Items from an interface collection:
+++
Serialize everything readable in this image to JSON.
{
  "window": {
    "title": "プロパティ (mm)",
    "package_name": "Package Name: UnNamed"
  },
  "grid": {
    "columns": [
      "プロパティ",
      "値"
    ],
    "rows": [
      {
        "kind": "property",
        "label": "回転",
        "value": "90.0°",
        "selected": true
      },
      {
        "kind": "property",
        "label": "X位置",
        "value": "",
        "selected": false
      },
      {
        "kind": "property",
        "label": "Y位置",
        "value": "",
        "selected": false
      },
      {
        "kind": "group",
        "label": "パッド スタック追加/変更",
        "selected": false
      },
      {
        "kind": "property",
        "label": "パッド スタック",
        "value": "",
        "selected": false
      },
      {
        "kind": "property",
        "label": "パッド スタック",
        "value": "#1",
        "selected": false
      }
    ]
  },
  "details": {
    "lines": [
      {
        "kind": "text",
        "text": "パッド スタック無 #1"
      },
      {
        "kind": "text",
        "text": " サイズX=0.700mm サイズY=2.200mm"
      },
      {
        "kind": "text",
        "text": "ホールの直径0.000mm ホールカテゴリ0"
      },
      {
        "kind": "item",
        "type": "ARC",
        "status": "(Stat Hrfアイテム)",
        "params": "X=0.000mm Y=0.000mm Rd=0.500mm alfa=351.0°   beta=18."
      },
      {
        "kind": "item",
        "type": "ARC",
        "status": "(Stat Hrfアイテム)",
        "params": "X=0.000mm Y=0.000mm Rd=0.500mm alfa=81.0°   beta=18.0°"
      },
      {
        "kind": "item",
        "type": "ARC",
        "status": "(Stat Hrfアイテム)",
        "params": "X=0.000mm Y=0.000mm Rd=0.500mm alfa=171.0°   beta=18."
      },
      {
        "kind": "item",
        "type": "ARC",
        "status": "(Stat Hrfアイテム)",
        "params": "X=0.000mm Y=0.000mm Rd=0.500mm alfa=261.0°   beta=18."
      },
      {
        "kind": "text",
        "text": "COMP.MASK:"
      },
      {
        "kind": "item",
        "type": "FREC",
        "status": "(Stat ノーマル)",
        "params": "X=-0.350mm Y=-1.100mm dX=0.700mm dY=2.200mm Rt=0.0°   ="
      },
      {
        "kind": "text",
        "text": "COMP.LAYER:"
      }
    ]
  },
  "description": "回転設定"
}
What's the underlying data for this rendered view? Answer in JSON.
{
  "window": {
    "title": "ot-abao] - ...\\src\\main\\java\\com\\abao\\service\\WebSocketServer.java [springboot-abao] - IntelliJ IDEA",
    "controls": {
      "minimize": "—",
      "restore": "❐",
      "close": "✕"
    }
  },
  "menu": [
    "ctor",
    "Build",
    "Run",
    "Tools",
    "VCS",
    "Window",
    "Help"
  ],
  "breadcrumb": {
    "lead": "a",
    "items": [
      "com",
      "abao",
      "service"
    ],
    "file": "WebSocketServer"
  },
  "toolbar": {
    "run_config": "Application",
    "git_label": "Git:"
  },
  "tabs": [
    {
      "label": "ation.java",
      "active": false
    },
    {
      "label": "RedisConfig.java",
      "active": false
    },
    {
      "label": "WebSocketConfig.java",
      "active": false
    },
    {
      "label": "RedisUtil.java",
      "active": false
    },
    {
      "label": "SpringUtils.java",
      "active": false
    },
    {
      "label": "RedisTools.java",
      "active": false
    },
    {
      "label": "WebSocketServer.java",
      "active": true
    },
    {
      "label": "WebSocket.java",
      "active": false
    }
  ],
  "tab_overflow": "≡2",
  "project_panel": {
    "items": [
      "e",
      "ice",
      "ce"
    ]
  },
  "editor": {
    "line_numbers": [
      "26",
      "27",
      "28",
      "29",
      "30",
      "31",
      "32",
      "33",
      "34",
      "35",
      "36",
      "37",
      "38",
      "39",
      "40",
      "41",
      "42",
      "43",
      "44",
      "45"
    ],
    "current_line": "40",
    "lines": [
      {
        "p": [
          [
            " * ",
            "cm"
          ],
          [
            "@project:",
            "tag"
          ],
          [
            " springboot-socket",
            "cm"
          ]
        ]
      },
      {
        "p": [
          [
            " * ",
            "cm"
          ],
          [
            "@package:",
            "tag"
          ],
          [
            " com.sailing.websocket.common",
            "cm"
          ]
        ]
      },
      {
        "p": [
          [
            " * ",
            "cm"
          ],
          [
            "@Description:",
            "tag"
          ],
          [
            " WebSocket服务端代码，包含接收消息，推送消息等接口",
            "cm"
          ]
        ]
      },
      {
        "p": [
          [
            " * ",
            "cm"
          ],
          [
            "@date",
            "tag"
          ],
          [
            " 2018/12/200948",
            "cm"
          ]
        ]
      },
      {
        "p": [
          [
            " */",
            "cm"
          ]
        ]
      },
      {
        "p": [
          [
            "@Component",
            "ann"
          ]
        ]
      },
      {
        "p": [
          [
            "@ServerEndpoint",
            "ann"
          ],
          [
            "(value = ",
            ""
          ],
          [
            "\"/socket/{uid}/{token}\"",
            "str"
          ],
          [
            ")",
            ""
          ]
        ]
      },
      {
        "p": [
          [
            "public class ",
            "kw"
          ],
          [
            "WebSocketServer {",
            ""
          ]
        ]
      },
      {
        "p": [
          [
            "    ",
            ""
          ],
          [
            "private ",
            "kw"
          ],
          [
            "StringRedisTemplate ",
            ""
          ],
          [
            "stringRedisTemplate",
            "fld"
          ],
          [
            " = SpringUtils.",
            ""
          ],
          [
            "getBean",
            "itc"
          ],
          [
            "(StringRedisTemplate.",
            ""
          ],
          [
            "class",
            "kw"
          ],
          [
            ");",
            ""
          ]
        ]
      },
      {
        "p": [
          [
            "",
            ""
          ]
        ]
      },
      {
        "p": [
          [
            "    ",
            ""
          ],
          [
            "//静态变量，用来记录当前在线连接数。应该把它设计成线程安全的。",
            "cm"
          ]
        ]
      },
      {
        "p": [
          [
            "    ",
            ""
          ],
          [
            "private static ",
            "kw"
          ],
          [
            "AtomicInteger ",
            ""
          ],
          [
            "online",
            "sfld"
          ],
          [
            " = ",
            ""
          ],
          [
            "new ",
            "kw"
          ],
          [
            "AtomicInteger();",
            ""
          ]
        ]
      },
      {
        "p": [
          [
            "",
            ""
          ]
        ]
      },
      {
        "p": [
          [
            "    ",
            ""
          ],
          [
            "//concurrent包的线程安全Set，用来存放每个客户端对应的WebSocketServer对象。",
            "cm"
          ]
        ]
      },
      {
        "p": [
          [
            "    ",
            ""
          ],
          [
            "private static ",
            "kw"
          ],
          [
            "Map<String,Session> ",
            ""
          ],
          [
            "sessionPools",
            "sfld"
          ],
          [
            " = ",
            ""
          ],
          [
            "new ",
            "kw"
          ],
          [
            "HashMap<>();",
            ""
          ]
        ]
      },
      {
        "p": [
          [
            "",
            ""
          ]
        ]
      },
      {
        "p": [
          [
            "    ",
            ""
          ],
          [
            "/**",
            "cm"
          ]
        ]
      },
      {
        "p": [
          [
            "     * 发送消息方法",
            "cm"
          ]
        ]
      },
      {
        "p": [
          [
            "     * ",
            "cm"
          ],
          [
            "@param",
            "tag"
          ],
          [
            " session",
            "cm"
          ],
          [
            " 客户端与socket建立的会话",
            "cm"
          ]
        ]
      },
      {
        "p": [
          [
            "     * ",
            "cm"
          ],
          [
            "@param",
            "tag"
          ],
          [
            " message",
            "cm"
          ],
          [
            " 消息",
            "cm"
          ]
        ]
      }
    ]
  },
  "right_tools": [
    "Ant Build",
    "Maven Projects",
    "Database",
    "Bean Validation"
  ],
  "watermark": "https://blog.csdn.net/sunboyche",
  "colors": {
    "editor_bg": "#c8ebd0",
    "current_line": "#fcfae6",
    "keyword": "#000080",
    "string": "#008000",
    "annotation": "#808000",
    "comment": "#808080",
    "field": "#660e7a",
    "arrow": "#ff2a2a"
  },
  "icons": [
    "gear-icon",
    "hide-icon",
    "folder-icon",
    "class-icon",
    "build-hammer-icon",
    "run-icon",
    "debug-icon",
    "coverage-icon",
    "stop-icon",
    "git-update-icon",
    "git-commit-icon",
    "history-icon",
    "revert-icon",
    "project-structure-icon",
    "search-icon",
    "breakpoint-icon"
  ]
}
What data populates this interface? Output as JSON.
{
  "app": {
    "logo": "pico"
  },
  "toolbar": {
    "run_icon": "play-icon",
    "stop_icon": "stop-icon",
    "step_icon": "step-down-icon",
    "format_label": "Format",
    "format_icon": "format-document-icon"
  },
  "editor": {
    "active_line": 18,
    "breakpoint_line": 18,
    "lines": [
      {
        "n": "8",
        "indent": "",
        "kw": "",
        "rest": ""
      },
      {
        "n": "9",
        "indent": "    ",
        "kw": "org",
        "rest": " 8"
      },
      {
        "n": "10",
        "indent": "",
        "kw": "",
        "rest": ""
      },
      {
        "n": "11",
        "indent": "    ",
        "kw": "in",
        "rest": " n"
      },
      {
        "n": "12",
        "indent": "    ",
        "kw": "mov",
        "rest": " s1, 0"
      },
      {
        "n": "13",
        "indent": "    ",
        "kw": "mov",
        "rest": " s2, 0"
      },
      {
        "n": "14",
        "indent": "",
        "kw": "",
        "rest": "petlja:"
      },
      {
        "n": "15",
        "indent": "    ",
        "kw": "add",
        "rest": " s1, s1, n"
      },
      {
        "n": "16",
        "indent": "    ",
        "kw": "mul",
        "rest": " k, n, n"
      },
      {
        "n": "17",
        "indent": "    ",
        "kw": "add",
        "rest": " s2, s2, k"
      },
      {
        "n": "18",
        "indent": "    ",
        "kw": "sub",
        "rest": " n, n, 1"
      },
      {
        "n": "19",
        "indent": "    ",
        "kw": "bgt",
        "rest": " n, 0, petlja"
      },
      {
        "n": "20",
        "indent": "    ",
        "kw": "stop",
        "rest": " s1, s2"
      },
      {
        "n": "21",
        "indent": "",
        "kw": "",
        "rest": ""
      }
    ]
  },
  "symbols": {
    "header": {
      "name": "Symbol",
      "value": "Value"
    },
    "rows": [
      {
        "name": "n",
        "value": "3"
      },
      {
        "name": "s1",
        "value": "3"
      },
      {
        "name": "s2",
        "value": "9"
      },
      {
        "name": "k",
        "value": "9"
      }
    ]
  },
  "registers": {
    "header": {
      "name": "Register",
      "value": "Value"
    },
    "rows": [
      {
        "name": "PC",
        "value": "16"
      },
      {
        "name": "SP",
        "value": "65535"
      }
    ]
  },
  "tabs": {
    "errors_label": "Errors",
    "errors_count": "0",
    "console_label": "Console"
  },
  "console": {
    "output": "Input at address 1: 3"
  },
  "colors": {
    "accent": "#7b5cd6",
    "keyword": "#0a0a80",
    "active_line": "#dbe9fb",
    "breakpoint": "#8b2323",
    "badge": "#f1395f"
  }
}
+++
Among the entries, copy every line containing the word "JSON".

Serialize everything readable in this image to JSON.
What's the underlying data for this rendered view? Answer in JSON.
What data populates this interface? Output as JSON.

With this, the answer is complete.